Zacheaus Somorin with agency reports
Nearly 350 dead bodies were buried in a mass grave in Kaduna, after clashes between the army and supporters of a Shiite cleric, a public official has told an inquiry into the unrest.
The testimony of Muhammad Namadi Musa, the director-general of the Kaduna State Interfaith Bureau, lends weight to claims that at least 300 people were killed in the violence in December last year.
The clashes came after the army said supporters of the cleric Ibrahim Zakzaky, who heads the Islamic Movement of Nigeria (IMN) group, tried to kill the chief of army staff.
Zakzaky has not been seen since his home and the IMN mosque in Zaria, Kaduna state, were destroyed, prompting calls for his release and criticism that the government is flouting due process.

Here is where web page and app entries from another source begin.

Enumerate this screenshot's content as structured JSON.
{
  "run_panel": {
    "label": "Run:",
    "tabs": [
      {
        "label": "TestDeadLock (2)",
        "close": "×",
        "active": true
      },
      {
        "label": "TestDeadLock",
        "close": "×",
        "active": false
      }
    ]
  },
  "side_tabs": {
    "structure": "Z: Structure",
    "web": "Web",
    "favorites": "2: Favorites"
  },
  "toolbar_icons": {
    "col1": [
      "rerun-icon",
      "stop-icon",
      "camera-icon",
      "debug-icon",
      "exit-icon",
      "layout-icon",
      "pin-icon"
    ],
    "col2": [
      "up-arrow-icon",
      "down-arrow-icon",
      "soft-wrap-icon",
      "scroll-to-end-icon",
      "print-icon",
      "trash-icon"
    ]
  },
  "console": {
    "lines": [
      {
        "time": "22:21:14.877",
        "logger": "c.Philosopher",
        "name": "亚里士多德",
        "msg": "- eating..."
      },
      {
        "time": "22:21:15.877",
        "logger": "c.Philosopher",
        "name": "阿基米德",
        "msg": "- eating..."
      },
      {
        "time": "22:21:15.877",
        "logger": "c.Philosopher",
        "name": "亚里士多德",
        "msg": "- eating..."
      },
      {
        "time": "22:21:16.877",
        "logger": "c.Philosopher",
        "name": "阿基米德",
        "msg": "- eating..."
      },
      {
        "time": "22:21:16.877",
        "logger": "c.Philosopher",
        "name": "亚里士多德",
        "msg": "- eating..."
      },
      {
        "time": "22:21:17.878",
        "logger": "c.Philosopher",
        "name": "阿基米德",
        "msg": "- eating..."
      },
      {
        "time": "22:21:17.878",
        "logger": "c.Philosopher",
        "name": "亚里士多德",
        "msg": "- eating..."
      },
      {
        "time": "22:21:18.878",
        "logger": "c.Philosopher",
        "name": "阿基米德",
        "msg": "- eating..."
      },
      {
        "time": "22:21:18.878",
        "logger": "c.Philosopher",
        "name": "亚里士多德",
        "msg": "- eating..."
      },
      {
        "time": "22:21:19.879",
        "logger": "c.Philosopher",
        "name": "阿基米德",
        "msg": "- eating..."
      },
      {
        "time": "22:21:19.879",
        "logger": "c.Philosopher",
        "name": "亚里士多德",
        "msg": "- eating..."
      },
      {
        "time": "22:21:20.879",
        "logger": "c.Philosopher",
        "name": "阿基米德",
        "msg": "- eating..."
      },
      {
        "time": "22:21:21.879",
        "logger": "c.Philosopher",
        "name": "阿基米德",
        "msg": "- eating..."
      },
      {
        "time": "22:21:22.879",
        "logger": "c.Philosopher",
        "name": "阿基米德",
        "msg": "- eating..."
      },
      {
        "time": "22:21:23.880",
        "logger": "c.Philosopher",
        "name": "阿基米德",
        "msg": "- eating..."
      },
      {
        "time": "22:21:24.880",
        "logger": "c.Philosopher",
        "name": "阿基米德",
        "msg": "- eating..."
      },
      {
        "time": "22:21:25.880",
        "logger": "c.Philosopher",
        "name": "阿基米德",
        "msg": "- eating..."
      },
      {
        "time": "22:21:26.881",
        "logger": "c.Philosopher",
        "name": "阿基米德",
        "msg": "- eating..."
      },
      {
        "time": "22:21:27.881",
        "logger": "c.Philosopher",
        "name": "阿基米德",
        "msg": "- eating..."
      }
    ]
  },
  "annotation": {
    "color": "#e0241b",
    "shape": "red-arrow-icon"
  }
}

Musa said on Tuesday that he received a telephone call on December 13 requesting him to go to the state government headquarters in Kaduna city. He told the hearing he was then ordered to travel to Zaria with the Kaduna state commissioner of police “to find out the number of corpses and how they would be buried”.
At the Ahmadu Bello University Teaching Hospital (ABUTH) “we counted 156 corpses”, while 191 others were collected from the army base in Zaria, he said. “Most corpses were covered with black materials and they included women and children,” he told the inquiry, saying the bodies were transported for burial in a convoy of trucks with military escort.
Earlier, the secretary to the Kaduna state government, Lawal Balarabe Abbas, said the mass burial was authorised by “a warrant obtained from a chief magistrates’ court in Kaduna”. Nigeria’s military, which has been accused of human rights abuses against civilians in the insurgency by Sunni Muslim jihadists Boko Haram, has said its troops acted appropriately.
Chief of Army Staff General, Tukur Yusuf Buratai, in January told a separate inquiry by the National Human Rights Commission, that soldiers “acted in accordance to the rule of engagement” and their orders.
No official death toll has been released but Human Rights Watch has said “at least 300” were killed and Amnesty International put the figures at “hundreds”. The Nigerian army said that the high death toll numbers were “unsubstantiated.”
One medic at ABUTH told AFP in January that he counted at least 400 bodies in the morgue on the evening of December 12 while locals said as many bodies were also littered on the streets. The IMN has said some 730 members were unaccounted for, “either killed by the army or… in detention”.
In February, prosecutors said 191 IMN supporters in custody were charged with firearms and public order offences. Zakzaky and the IMN have previously clashed with Nigeria’s secular authorities over their quest to establish an Islamic state through an Iranian-style revolution. The cleric has periodically been incarcerated for alleged incitement and subversion.